Exercise prompt. List all lines of the data containing the word "Hall".
──────── Records shown ────────
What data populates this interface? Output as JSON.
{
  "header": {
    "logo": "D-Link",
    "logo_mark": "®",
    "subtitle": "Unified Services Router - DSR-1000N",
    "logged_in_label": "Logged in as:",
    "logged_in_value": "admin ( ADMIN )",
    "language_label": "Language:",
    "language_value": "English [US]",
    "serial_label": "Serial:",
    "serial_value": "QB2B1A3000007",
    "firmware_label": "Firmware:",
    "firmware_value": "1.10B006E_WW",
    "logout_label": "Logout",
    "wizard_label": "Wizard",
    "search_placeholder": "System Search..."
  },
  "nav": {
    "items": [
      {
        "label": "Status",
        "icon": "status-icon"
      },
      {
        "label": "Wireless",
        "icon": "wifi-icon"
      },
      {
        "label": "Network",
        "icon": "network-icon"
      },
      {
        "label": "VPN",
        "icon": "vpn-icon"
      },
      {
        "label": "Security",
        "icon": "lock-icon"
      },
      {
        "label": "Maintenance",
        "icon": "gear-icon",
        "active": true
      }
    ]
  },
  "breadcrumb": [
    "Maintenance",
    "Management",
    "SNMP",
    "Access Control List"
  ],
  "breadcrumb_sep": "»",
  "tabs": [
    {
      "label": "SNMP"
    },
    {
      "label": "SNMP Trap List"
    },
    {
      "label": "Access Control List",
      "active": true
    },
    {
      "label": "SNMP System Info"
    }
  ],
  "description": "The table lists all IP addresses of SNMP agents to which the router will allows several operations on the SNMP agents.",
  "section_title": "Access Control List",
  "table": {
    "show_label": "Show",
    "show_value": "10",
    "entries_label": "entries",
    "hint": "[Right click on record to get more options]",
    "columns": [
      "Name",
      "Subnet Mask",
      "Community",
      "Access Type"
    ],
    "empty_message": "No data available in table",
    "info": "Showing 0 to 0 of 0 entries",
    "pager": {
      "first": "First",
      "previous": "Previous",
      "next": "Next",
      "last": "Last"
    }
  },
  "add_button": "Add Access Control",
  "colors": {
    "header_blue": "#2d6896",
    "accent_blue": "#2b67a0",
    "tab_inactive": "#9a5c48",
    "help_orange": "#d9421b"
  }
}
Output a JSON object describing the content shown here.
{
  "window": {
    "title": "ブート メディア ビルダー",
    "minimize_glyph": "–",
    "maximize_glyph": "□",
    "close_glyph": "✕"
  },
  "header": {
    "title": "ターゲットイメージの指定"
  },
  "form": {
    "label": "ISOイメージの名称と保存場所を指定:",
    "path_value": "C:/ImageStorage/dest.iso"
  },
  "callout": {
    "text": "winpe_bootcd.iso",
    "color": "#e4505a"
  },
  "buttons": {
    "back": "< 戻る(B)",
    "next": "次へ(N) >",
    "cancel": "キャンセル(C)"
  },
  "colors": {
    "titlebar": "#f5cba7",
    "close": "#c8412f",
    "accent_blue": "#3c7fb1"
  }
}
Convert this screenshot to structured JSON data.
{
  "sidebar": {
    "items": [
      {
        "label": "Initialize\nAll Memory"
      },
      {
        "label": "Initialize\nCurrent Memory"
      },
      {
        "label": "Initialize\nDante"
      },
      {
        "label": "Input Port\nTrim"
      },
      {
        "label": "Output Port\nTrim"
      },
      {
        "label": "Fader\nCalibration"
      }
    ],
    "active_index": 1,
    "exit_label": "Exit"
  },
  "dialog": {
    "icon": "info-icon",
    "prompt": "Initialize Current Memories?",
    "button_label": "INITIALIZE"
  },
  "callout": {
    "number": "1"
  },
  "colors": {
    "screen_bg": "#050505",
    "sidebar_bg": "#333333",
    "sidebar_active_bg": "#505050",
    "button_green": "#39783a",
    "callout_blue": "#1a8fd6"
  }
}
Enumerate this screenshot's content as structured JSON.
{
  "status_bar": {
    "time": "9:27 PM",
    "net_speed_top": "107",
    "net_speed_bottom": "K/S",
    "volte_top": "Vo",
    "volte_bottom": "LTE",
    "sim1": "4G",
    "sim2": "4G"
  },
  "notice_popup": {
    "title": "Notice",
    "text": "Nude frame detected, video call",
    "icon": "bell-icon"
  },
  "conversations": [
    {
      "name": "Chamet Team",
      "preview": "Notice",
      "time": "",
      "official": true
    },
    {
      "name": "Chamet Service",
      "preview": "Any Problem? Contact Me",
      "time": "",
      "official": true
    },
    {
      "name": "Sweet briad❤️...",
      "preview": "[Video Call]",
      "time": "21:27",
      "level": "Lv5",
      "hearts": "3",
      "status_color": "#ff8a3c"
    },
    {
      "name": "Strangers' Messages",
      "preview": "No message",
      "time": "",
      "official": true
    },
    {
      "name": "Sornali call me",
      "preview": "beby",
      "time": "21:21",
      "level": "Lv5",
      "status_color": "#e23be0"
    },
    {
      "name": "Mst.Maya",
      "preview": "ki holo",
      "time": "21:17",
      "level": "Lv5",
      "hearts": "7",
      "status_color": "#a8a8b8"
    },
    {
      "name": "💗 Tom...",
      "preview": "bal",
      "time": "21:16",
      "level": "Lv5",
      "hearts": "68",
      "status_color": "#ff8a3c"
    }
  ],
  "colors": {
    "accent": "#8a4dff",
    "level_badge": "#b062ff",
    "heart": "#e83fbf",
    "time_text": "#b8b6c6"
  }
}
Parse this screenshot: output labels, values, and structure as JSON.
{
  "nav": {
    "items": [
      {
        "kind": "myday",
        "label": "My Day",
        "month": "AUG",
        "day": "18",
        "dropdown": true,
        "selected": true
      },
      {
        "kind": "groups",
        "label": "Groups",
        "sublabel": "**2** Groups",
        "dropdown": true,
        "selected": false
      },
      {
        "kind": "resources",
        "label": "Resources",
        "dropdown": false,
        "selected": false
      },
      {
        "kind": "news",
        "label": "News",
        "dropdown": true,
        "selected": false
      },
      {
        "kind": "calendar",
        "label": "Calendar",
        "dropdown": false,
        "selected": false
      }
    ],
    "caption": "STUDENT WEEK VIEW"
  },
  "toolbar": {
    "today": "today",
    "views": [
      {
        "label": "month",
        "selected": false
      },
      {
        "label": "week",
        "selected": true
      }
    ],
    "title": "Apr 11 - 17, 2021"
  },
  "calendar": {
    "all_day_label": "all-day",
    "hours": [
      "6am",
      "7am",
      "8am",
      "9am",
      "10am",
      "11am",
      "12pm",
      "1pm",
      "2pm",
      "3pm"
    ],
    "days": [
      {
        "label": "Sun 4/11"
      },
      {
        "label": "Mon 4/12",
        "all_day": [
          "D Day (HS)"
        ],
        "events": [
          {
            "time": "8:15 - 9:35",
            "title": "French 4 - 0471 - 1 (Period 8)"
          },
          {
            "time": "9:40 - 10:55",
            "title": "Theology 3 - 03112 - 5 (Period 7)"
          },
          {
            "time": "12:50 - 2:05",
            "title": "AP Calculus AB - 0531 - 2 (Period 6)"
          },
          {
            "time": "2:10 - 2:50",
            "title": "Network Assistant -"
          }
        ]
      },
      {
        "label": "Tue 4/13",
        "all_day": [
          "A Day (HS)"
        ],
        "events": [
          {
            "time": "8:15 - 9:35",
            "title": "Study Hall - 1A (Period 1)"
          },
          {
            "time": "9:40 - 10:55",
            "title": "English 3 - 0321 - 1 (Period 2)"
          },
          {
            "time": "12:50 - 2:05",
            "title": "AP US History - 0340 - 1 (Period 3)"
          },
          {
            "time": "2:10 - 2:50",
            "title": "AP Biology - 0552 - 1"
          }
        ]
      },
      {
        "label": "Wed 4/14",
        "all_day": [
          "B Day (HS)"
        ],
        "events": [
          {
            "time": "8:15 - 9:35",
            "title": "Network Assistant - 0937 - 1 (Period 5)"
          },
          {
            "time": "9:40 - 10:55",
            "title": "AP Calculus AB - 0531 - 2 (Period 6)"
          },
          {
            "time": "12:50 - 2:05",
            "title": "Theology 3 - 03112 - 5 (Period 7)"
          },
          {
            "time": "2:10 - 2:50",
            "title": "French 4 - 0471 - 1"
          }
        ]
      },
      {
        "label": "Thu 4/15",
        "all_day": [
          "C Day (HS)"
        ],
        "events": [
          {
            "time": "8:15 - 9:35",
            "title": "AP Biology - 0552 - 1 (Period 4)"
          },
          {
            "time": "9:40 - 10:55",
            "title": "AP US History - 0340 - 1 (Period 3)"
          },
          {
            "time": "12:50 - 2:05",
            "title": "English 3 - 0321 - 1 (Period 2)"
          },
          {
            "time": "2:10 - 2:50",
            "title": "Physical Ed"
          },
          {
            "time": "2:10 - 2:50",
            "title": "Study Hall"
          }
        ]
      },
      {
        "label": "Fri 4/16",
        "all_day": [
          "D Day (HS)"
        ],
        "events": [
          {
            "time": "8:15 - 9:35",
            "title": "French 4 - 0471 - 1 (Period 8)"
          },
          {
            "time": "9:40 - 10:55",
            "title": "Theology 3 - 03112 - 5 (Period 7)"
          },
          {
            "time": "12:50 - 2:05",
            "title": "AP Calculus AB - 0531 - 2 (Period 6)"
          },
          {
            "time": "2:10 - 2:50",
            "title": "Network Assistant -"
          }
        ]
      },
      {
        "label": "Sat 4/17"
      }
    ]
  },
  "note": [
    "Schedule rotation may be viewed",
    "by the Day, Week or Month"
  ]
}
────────
Result.
            "title": "Study Hall - 1A (Period 1)"
            "title": "Study Hall"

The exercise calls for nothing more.